### INSTRUCTIONS TO FOLLOW
For the records below, print every one exactly, with nothing dropped.
### DATASET ENTRIES ###
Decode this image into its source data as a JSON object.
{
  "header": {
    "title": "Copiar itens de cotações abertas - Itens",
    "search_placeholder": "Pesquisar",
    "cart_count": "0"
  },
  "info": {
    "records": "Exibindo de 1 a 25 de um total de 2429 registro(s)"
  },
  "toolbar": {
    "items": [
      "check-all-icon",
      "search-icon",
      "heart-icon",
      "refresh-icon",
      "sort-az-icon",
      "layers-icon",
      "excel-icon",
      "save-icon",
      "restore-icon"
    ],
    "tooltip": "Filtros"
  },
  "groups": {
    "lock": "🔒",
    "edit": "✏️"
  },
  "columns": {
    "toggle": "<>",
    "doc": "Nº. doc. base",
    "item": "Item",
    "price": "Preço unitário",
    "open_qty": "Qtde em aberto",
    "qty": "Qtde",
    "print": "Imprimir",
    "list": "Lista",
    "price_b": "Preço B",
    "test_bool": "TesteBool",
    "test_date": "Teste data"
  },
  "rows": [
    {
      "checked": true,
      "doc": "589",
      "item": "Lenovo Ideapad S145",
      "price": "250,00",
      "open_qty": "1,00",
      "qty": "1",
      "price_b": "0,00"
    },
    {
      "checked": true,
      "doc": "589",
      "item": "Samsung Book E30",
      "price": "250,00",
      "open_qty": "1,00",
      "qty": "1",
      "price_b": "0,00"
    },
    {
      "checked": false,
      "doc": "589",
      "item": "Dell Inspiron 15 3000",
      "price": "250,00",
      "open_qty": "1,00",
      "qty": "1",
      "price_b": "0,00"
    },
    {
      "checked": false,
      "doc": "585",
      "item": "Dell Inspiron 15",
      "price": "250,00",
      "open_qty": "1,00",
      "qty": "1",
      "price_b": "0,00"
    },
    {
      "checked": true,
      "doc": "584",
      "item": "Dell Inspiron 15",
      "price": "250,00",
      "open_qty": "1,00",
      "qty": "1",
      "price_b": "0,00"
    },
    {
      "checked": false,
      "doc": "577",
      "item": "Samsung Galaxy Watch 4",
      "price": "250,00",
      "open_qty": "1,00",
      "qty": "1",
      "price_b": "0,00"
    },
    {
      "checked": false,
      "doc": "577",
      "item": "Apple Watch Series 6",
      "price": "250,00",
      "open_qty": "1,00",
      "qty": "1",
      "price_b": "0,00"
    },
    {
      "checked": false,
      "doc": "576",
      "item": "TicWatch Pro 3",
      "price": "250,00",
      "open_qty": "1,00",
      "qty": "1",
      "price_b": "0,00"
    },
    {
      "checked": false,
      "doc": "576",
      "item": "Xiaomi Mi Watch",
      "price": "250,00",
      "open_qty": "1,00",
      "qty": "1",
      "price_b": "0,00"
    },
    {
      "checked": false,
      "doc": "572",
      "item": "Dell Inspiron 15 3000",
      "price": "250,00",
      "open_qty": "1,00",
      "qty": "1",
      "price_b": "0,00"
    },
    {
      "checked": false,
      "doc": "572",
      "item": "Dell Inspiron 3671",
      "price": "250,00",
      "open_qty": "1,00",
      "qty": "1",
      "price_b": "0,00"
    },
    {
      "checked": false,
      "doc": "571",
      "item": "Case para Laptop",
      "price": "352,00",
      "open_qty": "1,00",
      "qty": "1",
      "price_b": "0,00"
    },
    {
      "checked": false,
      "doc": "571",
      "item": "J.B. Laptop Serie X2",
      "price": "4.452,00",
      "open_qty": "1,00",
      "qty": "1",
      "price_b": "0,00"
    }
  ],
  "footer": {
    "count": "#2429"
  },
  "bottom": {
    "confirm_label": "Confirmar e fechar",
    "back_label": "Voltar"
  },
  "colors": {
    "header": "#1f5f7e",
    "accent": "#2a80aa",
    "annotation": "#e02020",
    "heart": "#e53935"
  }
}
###
### YOUR SOLUTION
Decode this image into its source data as a JSON object.
{
  "header": {
    "title": "Copiar itens de cotações abertas - Itens",
    "search_placeholder": "Pesquisar",
    "cart_count": "0"
  },
  "info": {
    "records": "Exibindo de 1 a 25 de um total de 2429 registro(s)"
  },
  "toolbar": {
    "items": [
      "check-all-icon",
      "search-icon",
      "heart-icon",
      "refresh-icon",
      "sort-az-icon",
      "layers-icon",
      "excel-icon",
      "save-icon",
      "restore-icon"
    ],
    "tooltip": "Filtros"
  },
  "groups": {
    "lock": "🔒",
    "edit": "✏️"
  },
  "columns": {
    "toggle": "<>",
    "doc": "Nº. doc. base",
    "item": "Item",
    "price": "Preço unitário",
    "open_qty": "Qtde em aberto",
    "qty": "Qtde",
    "print": "Imprimir",
    "list": "Lista",
    "price_b": "Preço B",
    "test_bool": "TesteBool",
    "test_date": "Teste data"
  },
  "rows": [
    {
      "checked": true,
      "doc": "589",
      "item": "Lenovo Ideapad S145",
      "price": "250,00",
      "open_qty": "1,00",
      "qty": "1",
      "price_b": "0,00"
    },
    {
      "checked": true,
      "doc": "589",
      "item": "Samsung Book E30",
      "price": "250,00",
      "open_qty": "1,00",
      "qty": "1",
      "price_b": "0,00"
    },
    {
      "checked": false,
      "doc": "589",
      "item": "Dell Inspiron 15 3000",
      "price": "250,00",
      "open_qty": "1,00",
      "qty": "1",
      "price_b": "0,00"
    },
    {
      "checked": false,
      "doc": "585",
      "item": "Dell Inspiron 15",
      "price": "250,00",
      "open_qty": "1,00",
      "qty": "1",
      "price_b": "0,00"
    },
    {
      "checked": true,
      "doc": "584",
      "item": "Dell Inspiron 15",
      "price": "250,00",
      "open_qty": "1,00",
      "qty": "1",
      "price_b": "0,00"
    },
    {
      "checked": false,
      "doc": "577",
      "item": "Samsung Galaxy Watch 4",
      "price": "250,00",
      "open_qty": "1,00",
      "qty": "1",
      "price_b": "0,00"
    },
    {
      "checked": false,
      "doc": "577",
      "item": "Apple Watch Series 6",
      "price": "250,00",
      "open_qty": "1,00",
      "qty": "1",
      "price_b": "0,00"
    },
    {
      "checked": false,
      "doc": "576",
      "item": "TicWatch Pro 3",
      "price": "250,00",
      "open_qty": "1,00",
      "qty": "1",
      "price_b": "0,00"
    },
    {
      "checked": false,
      "doc": "576",
      "item": "Xiaomi Mi Watch",
      "price": "250,00",
      "open_qty": "1,00",
      "qty": "1",
      "price_b": "0,00"
    },
    {
      "checked": false,
      "doc": "572",
      "item": "Dell Inspiron 15 3000",
      "price": "250,00",
      "open_qty": "1,00",
      "qty": "1",
      "price_b": "0,00"
    },
    {
      "checked": false,
      "doc": "572",
      "item": "Dell Inspiron 3671",
      "price": "250,00",
      "open_qty": "1,00",
      "qty": "1",
      "price_b": "0,00"
    },
    {
      "checked": false,
      "doc": "571",
      "item": "Case para Laptop",
      "price": "352,00",
      "open_qty": "1,00",
      "qty": "1",
      "price_b": "0,00"
    },
    {
      "checked": false,
      "doc": "571",
      "item": "J.B. Laptop Serie X2",
      "price": "4.452,00",
      "open_qty": "1,00",
      "qty": "1",
      "price_b": "0,00"
    }
  ],
  "footer": {
    "count": "#2429"
  },
  "bottom": {
    "confirm_label": "Confirmar e fechar",
    "back_label": "Voltar"
  },
  "colors": {
    "header": "#1f5f7e",
    "accent": "#2a80aa",
    "annotation": "#e02020",
    "heart": "#e53935"
  }
}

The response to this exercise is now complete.